====== Data provided ======

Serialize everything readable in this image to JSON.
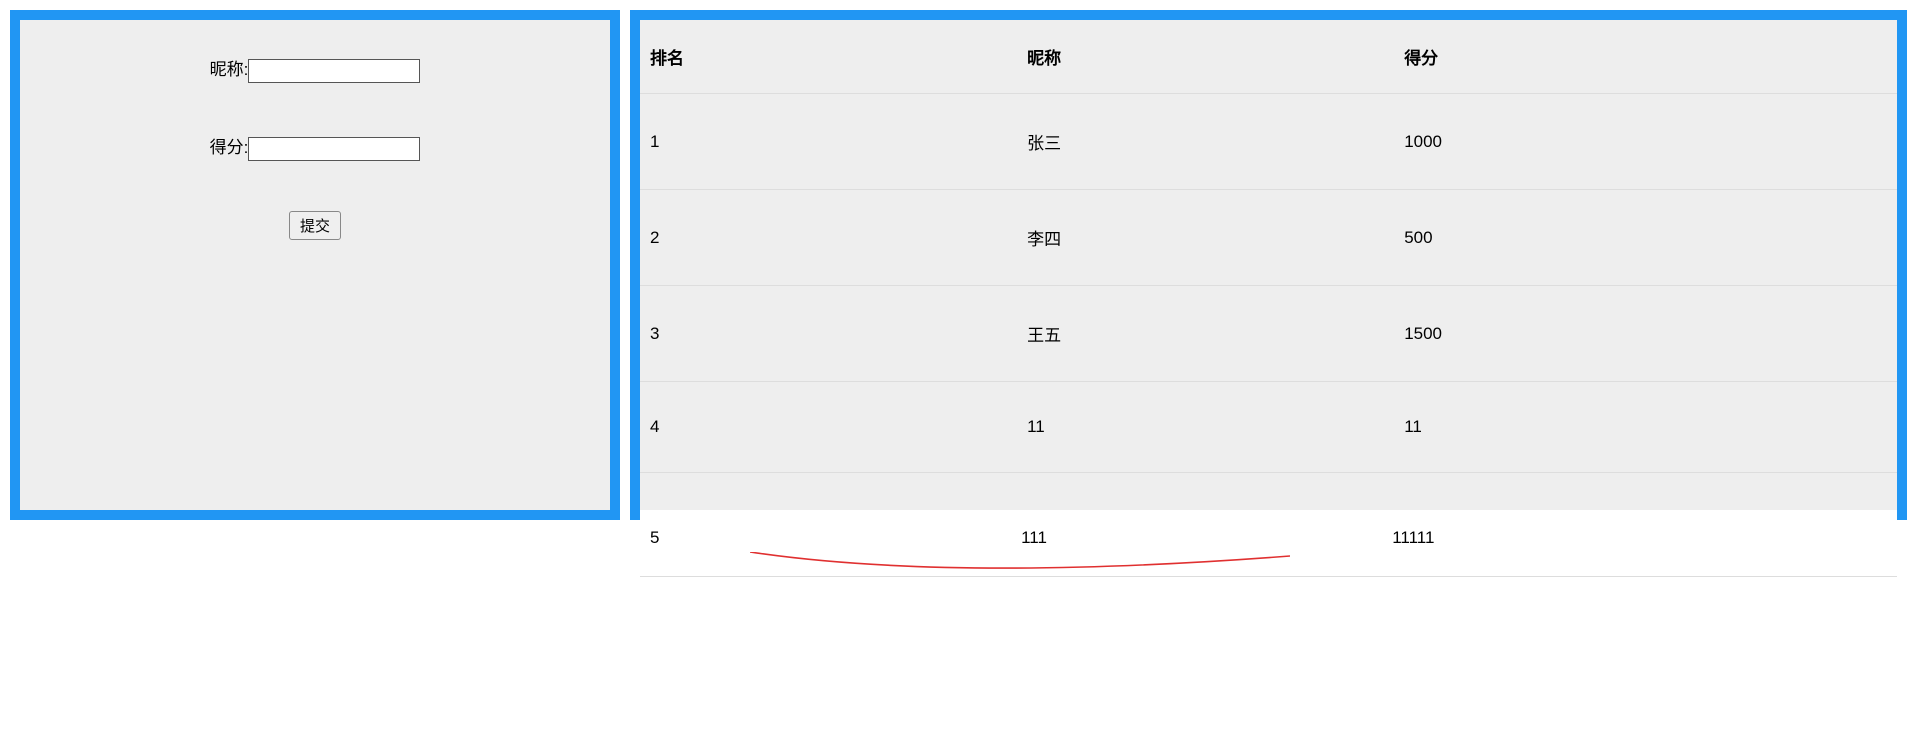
{
  "form": {
    "nickname_label": "昵称:",
    "nickname_value": "",
    "score_label": "得分:",
    "score_value": "",
    "submit_label": "提交"
  },
  "table": {
    "headers": {
      "rank": "排名",
      "nickname": "昵称",
      "score": "得分"
    },
    "rows": [
      {
        "rank": "1",
        "nickname": "张三",
        "score": "1000"
      },
      {
        "rank": "2",
        "nickname": "李四",
        "score": "500"
      },
      {
        "rank": "3",
        "nickname": "王五",
        "score": "1500"
      },
      {
        "rank": "4",
        "nickname": "11",
        "score": "11"
      }
    ],
    "overflow_row": {
      "rank": "5",
      "nickname": "111",
      "score": "11111"
    }
  }
}
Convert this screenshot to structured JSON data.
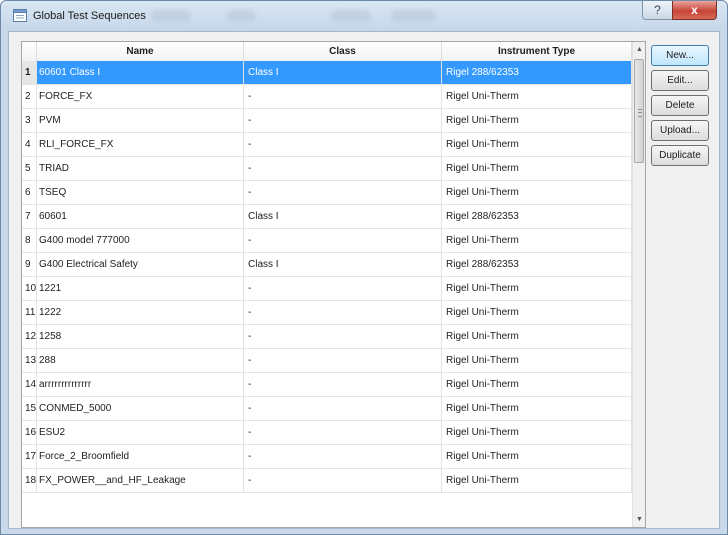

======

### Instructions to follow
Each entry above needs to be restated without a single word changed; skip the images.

### Output for this task
Serialize everything readable in this image to JSON.
{
  "form": {
    "nickname_label": "昵称:",
    "nickname_value": "",
    "score_label": "得分:",
    "score_value": "",
    "submit_label": "提交"
  },
  "table": {
    "headers": {
      "rank": "排名",
      "nickname": "昵称",
      "score": "得分"
    },
    "rows": [
      {
        "rank": "1",
        "nickname": "张三",
        "score": "1000"
      },
      {
        "rank": "2",
        "nickname": "李四",
        "score": "500"
      },
      {
        "rank": "3",
        "nickname": "王五",
        "score": "1500"
      },
      {
        "rank": "4",
        "nickname": "11",
        "score": "11"
      }
    ],
    "overflow_row": {
      "rank": "5",
      "nickname": "111",
      "score": "11111"
    }
  }
}
Convert this screenshot to structured JSON data.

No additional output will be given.